Records from a dataset:
*** Block opens ***

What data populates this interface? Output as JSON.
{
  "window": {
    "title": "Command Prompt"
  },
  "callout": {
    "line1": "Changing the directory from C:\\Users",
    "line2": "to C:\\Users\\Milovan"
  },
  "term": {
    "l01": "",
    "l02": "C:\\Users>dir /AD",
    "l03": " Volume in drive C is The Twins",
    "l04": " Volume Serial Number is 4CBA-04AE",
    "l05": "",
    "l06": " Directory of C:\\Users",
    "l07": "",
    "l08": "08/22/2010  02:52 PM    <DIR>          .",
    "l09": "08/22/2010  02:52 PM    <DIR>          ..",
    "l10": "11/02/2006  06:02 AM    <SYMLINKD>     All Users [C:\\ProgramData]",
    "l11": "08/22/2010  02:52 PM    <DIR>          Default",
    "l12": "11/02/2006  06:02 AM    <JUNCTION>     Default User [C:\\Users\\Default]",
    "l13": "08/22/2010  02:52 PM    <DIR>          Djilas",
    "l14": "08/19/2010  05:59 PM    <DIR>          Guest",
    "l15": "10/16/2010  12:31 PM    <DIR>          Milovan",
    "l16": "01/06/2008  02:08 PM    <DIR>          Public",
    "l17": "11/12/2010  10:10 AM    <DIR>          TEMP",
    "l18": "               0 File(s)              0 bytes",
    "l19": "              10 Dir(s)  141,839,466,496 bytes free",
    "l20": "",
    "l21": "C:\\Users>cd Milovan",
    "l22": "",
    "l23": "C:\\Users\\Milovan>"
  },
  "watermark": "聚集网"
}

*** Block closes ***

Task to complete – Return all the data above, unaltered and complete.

Output for this task –
What data populates this interface? Output as JSON.
{
  "window": {
    "title": "Command Prompt"
  },
  "callout": {
    "line1": "Changing the directory from C:\\Users",
    "line2": "to C:\\Users\\Milovan"
  },
  "term": {
    "l01": "",
    "l02": "C:\\Users>dir /AD",
    "l03": " Volume in drive C is The Twins",
    "l04": " Volume Serial Number is 4CBA-04AE",
    "l05": "",
    "l06": " Directory of C:\\Users",
    "l07": "",
    "l08": "08/22/2010  02:52 PM    <DIR>          .",
    "l09": "08/22/2010  02:52 PM    <DIR>          ..",
    "l10": "11/02/2006  06:02 AM    <SYMLINKD>     All Users [C:\\ProgramData]",
    "l11": "08/22/2010  02:52 PM    <DIR>          Default",
    "l12": "11/02/2006  06:02 AM    <JUNCTION>     Default User [C:\\Users\\Default]",
    "l13": "08/22/2010  02:52 PM    <DIR>          Djilas",
    "l14": "08/19/2010  05:59 PM    <DIR>          Guest",
    "l15": "10/16/2010  12:31 PM    <DIR>          Milovan",
    "l16": "01/06/2008  02:08 PM    <DIR>          Public",
    "l17": "11/12/2010  10:10 AM    <DIR>          TEMP",
    "l18": "               0 File(s)              0 bytes",
    "l19": "              10 Dir(s)  141,839,466,496 bytes free",
    "l20": "",
    "l21": "C:\\Users>cd Milovan",
    "l22": "",
    "l23": "C:\\Users\\Milovan>"
  },
  "watermark": "聚集网"
}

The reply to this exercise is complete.